● **WHAT THIS TASK INVOLVES**: Look for "digital" in the material below and show each line that contains it.

BEGIN DATA SECTION

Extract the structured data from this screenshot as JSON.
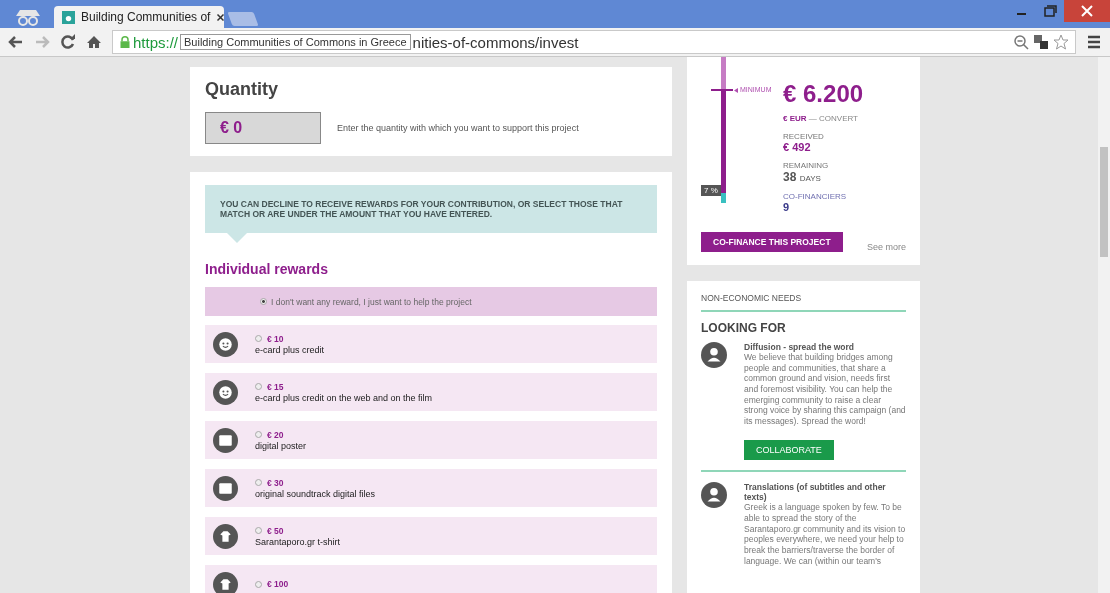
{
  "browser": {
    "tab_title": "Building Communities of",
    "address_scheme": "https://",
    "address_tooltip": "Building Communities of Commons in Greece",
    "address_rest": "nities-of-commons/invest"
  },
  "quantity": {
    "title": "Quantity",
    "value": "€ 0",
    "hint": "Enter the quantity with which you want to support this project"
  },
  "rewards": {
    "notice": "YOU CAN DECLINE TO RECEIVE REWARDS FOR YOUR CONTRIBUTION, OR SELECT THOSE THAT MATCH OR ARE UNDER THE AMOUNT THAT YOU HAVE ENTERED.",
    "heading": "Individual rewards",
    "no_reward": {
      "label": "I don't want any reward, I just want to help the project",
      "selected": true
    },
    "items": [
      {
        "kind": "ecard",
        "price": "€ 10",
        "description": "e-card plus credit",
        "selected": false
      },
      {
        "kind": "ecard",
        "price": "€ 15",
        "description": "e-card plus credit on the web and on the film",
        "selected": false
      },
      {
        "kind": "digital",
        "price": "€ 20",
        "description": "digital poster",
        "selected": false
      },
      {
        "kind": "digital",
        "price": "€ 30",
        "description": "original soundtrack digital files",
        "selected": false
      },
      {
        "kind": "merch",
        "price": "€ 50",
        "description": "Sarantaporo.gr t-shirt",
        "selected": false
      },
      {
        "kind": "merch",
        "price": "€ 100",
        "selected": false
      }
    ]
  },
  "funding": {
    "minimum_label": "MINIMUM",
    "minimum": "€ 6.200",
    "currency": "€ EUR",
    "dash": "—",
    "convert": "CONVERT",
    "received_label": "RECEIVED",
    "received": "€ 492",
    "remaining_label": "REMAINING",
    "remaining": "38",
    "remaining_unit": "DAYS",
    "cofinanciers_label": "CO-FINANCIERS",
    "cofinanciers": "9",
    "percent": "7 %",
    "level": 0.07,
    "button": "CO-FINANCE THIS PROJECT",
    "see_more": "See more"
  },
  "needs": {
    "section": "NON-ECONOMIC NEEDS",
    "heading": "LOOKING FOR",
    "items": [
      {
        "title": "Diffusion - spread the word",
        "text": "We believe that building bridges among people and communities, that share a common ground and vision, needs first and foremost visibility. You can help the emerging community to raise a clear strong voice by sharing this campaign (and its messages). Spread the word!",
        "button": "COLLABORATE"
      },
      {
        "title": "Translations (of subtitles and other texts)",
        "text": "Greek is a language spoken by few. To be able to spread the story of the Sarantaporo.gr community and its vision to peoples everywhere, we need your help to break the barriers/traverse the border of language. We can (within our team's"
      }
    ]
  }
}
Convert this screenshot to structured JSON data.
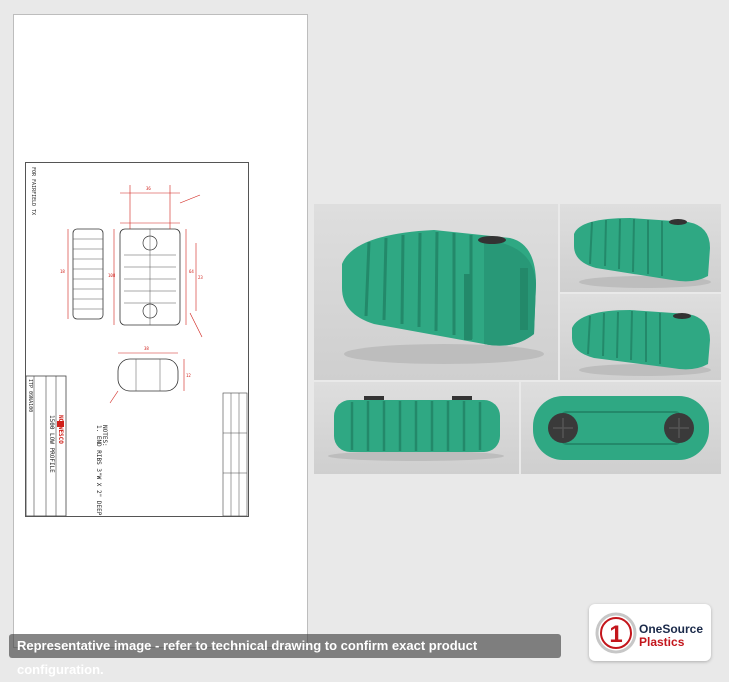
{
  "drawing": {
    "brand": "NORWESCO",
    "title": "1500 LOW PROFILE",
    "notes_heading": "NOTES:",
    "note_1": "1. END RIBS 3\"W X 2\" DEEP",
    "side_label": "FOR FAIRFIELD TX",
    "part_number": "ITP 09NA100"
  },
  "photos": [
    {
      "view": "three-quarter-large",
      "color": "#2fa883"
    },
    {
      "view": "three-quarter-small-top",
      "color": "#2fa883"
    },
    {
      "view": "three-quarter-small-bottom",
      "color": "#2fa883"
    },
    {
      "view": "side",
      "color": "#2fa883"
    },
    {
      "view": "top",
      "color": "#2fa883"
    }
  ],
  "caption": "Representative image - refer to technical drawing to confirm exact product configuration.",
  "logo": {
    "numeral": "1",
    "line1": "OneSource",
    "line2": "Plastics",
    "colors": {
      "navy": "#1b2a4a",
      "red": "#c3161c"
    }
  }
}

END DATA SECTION

● **YOUR SOLUTION**:
        "kind": "digital",
        "description": "digital poster",
        "kind": "digital",
        "description": "original soundtrack digital files",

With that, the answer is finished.